WHAT THE TASK ASKS: Only an exact copy of the records below will serve as the answer.

START PROVIDED RECORDS

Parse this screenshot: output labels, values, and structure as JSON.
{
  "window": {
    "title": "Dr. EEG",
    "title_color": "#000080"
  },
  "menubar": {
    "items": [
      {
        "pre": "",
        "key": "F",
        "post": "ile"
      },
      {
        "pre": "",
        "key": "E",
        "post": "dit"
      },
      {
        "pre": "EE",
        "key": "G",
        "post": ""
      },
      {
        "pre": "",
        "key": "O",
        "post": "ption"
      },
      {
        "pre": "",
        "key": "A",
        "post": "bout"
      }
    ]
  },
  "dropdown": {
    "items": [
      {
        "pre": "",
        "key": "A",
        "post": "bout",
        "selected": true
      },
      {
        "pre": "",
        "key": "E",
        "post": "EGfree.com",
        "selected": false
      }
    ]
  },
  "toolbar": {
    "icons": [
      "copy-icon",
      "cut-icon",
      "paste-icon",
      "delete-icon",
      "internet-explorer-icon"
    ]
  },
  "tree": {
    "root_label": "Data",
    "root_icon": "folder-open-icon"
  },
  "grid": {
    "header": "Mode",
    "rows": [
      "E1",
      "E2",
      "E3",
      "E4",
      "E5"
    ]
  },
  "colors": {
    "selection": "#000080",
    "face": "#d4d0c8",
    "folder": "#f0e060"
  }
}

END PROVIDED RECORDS

TASK RESPONSE:
Parse this screenshot: output labels, values, and structure as JSON.
{
  "window": {
    "title": "Dr. EEG",
    "title_color": "#000080"
  },
  "menubar": {
    "items": [
      {
        "pre": "",
        "key": "F",
        "post": "ile"
      },
      {
        "pre": "",
        "key": "E",
        "post": "dit"
      },
      {
        "pre": "EE",
        "key": "G",
        "post": ""
      },
      {
        "pre": "",
        "key": "O",
        "post": "ption"
      },
      {
        "pre": "",
        "key": "A",
        "post": "bout"
      }
    ]
  },
  "dropdown": {
    "items": [
      {
        "pre": "",
        "key": "A",
        "post": "bout",
        "selected": true
      },
      {
        "pre": "",
        "key": "E",
        "post": "EGfree.com",
        "selected": false
      }
    ]
  },
  "toolbar": {
    "icons": [
      "copy-icon",
      "cut-icon",
      "paste-icon",
      "delete-icon",
      "internet-explorer-icon"
    ]
  },
  "tree": {
    "root_label": "Data",
    "root_icon": "folder-open-icon"
  },
  "grid": {
    "header": "Mode",
    "rows": [
      "E1",
      "E2",
      "E3",
      "E4",
      "E5"
    ]
  },
  "colors": {
    "selection": "#000080",
    "face": "#d4d0c8",
    "folder": "#f0e060"
  }
}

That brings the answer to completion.